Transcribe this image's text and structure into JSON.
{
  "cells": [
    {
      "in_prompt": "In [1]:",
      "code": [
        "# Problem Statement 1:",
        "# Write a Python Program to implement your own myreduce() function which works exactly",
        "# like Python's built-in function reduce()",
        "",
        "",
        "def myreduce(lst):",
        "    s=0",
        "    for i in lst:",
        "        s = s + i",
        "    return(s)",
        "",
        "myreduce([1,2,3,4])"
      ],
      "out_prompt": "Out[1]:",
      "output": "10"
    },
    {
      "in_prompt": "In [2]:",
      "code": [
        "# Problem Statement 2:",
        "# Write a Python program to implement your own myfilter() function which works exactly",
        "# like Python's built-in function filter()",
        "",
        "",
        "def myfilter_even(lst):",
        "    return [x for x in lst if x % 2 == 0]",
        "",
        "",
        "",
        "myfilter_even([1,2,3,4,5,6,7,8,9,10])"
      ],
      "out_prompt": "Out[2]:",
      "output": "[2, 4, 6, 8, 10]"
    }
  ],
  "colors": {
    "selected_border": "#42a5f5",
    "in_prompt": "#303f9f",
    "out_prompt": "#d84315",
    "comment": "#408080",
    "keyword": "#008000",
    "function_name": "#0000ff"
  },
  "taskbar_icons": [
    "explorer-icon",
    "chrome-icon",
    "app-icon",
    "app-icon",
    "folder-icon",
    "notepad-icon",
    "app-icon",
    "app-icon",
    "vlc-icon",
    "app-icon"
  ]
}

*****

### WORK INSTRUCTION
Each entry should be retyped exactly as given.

### ANSWER FOR THE TASK
Transcribe this image's text and structure into JSON.
{
  "cells": [
    {
      "in_prompt": "In [1]:",
      "code": [
        "# Problem Statement 1:",
        "# Write a Python Program to implement your own myreduce() function which works exactly",
        "# like Python's built-in function reduce()",
        "",
        "",
        "def myreduce(lst):",
        "    s=0",
        "    for i in lst:",
        "        s = s + i",
        "    return(s)",
        "",
        "myreduce([1,2,3,4])"
      ],
      "out_prompt": "Out[1]:",
      "output": "10"
    },
    {
      "in_prompt": "In [2]:",
      "code": [
        "# Problem Statement 2:",
        "# Write a Python program to implement your own myfilter() function which works exactly",
        "# like Python's built-in function filter()",
        "",
        "",
        "def myfilter_even(lst):",
        "    return [x for x in lst if x % 2 == 0]",
        "",
        "",
        "",
        "myfilter_even([1,2,3,4,5,6,7,8,9,10])"
      ],
      "out_prompt": "Out[2]:",
      "output": "[2, 4, 6, 8, 10]"
    }
  ],
  "colors": {
    "selected_border": "#42a5f5",
    "in_prompt": "#303f9f",
    "out_prompt": "#d84315",
    "comment": "#408080",
    "keyword": "#008000",
    "function_name": "#0000ff"
  },
  "taskbar_icons": [
    "explorer-icon",
    "chrome-icon",
    "app-icon",
    "app-icon",
    "folder-icon",
    "notepad-icon",
    "app-icon",
    "app-icon",
    "vlc-icon",
    "app-icon"
  ]
}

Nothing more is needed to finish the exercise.